ASSIGNMENT —
Please print the data again exactly as given.

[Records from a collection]

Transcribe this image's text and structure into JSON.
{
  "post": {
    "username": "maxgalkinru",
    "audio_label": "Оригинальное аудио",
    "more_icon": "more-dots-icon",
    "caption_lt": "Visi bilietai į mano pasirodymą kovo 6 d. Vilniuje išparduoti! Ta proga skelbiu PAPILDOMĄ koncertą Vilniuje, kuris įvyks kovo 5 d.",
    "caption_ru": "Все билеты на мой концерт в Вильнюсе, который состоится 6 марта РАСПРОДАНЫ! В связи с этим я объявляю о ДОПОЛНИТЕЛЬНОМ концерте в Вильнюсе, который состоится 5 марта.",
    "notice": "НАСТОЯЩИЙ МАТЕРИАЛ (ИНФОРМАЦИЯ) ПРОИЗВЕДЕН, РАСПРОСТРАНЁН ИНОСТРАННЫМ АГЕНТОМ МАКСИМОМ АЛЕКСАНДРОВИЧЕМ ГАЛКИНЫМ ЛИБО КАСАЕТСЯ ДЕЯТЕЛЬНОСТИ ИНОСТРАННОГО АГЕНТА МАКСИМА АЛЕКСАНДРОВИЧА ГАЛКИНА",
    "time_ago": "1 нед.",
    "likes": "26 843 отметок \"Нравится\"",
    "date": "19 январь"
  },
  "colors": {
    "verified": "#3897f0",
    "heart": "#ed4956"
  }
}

SOLUTION TO THIS PROBLEM —
Transcribe this image's text and structure into JSON.
{
  "post": {
    "username": "maxgalkinru",
    "audio_label": "Оригинальное аудио",
    "more_icon": "more-dots-icon",
    "caption_lt": "Visi bilietai į mano pasirodymą kovo 6 d. Vilniuje išparduoti! Ta proga skelbiu PAPILDOMĄ koncertą Vilniuje, kuris įvyks kovo 5 d.",
    "caption_ru": "Все билеты на мой концерт в Вильнюсе, который состоится 6 марта РАСПРОДАНЫ! В связи с этим я объявляю о ДОПОЛНИТЕЛЬНОМ концерте в Вильнюсе, который состоится 5 марта.",
    "notice": "НАСТОЯЩИЙ МАТЕРИАЛ (ИНФОРМАЦИЯ) ПРОИЗВЕДЕН, РАСПРОСТРАНЁН ИНОСТРАННЫМ АГЕНТОМ МАКСИМОМ АЛЕКСАНДРОВИЧЕМ ГАЛКИНЫМ ЛИБО КАСАЕТСЯ ДЕЯТЕЛЬНОСТИ ИНОСТРАННОГО АГЕНТА МАКСИМА АЛЕКСАНДРОВИЧА ГАЛКИНА",
    "time_ago": "1 нед.",
    "likes": "26 843 отметок \"Нравится\"",
    "date": "19 январь"
  },
  "colors": {
    "verified": "#3897f0",
    "heart": "#ed4956"
  }
}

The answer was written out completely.